The Lancashire leg of my Glasgow trip left me overnight at Morecambe. I’ve stopped all sorts of places on my Anglo-Scottish drives – Southport, Lancaster, Kendal, Penrith, Carlisle – but really Morecambe should be a no-brainer.
For a start it’s a dump, which means plentiful and cheap accommodation. It has one superb Chinese restaurant. And then there’s the Bay. When the tide’s right, the shore drips with waders – this time oystercatchers, redshanks, a lone dunlin, black-tailed godwits and one bar-tailed godwit; and turnstones – a surprisingly tardy 655th addition to the 12-month list.
Less surprising later was a single pinging bearded tit at Leighton Moss for number 656. The RSPB reserve there also held four snow geese but I already had them earlier in the year at the Salton Sea, California.
I love turnstones.

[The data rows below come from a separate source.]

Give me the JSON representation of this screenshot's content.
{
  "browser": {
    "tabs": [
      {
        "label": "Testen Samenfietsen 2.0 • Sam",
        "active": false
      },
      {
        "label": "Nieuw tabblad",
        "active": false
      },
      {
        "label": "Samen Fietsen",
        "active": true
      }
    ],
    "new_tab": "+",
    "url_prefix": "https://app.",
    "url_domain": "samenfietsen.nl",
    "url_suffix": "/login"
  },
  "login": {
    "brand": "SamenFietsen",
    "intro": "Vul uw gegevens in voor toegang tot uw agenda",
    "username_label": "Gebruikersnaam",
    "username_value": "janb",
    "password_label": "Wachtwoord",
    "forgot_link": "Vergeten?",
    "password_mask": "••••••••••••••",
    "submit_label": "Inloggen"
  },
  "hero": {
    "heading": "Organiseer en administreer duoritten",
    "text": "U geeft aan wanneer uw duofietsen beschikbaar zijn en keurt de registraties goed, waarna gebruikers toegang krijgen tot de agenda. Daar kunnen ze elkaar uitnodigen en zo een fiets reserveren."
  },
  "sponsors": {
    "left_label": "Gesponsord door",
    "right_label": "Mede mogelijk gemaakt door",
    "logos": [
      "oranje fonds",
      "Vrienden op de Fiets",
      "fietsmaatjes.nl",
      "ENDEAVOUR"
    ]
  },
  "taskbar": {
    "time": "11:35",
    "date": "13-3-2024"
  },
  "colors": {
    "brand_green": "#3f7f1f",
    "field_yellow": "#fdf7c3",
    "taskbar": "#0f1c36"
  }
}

They can be so confiding, almost as though they don’t realise you’re there. They are handsome creatures too and my crappy picture of one at Cramond, Edinburgh doesn’t do it justice. It certainly doesn’t suggest the colour that completes the more formal name of ruddy turnstone. That’s because I snapped it in the winter, when the ruddiness disappears. Like most waders both sexes moult into their more colourful breeding plumage. Unlike most waders turnstones will feed on almost anything, even human corpses. We’re not so sacrosanct after all.
There’s been a bit of tinkering with waders’ taxonomy under the IOC but they still basically split into plovers and sandpipers. The turnstone sits between the two large sandpiper genera of Tringa and Calidris, represented by greenshank and curlew sandpiper respectively. In Europe the common sandpiper also occupies its own odd little niche here.
Odd little niche – maybe that contributes to the turnstone’s appeal too. It feels like a different bird, and therefore interesting.